Help for Authors & Editors

For your viewing pleasure, I have put together a short list of websites with useful lists to help authors and editors alike improve their work.

  • Because most of us don’t have vocabularies the size of Webster’s Dictionary, we tend to misspell the same words. Your Dictionary has put together a list of the 100 Most Often Mispelled Misspelled Words in English.
  • The Purdue University OWL (Online Writing Lab) has a section on proofreading specially designed to help users do a better job proofreading their own material.
  • Wikipedia has a put together a few great lists to get you started, with one each for homophones, repetition, and grammar & misc. This link will take you to a landing page with links to all three >> Wikipedia’s Lists of Common Misspellings.
  • Dumbtionary is a site dedicated to misspelled words. Just enter the misspelled word to find the correct spelling. Or if you’re an editor trying to find all the ways a word can be misspelled for a search, enter the correct spelling with a plus sign next to it for a list of common misspellings.
  • Find a basic book on grammar and punctuation to refresh your skills. A nice one that doesn’t require an advanced degree in education is The Blue Book of Grammar and Punctuation by Jane Straus.


  1. Wonderful way to explain proofreading!

  2. I LOVE Purdue Owl! It’s one of my go-tos for explaining comma usage.

  3. After reading this blog my all concepts about proofreading is cleared.

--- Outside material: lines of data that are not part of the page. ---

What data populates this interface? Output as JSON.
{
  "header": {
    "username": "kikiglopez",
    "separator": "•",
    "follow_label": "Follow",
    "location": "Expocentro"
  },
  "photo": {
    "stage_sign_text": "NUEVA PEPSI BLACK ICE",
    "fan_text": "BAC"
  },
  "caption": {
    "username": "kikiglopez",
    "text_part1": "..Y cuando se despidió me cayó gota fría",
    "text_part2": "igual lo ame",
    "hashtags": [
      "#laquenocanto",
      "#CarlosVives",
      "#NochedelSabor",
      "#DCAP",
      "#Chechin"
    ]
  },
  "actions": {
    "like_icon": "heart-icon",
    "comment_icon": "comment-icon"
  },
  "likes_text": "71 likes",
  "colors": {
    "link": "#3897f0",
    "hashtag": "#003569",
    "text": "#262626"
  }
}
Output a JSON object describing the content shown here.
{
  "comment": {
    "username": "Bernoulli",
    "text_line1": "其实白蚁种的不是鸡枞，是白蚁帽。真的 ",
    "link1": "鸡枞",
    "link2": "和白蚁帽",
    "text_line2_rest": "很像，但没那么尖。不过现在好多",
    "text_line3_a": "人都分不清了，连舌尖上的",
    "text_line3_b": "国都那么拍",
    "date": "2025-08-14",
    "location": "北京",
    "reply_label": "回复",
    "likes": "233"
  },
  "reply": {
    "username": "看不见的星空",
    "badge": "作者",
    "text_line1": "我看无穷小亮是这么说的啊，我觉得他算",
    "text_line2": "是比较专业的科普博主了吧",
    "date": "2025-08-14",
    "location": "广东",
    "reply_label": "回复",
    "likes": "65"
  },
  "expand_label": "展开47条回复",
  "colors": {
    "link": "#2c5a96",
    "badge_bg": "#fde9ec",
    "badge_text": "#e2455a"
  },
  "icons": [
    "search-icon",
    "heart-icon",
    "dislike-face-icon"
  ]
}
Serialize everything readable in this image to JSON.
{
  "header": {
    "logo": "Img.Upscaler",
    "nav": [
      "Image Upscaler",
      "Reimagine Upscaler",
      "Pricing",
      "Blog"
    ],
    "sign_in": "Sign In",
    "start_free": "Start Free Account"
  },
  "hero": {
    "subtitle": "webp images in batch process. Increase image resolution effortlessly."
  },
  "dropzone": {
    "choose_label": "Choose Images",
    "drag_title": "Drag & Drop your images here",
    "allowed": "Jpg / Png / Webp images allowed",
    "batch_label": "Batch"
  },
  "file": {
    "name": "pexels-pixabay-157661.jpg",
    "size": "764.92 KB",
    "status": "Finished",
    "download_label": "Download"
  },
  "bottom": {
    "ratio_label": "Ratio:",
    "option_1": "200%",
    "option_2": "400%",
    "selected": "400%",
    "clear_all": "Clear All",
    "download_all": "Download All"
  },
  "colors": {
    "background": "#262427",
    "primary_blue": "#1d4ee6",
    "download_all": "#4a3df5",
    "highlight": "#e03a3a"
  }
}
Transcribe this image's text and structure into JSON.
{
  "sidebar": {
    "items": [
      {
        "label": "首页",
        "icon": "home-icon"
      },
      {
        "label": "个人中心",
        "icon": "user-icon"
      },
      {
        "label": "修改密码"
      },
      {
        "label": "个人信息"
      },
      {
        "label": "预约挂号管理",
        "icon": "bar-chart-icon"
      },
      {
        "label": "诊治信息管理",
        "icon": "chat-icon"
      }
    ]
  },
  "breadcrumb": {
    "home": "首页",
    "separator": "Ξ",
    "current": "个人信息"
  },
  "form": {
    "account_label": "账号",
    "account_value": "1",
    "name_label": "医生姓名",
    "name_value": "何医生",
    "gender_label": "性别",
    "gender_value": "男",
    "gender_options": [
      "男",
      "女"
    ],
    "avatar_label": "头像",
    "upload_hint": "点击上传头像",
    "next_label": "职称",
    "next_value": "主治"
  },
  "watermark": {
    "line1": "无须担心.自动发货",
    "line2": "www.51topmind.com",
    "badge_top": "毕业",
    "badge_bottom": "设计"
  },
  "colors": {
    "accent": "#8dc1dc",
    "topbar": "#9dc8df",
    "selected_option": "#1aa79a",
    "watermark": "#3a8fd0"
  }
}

Thanks for such a nice blog, really appreciable… 🙂

Leave a Reply

Your email address will not be published. Required fields are marked *

%d bloggers like this: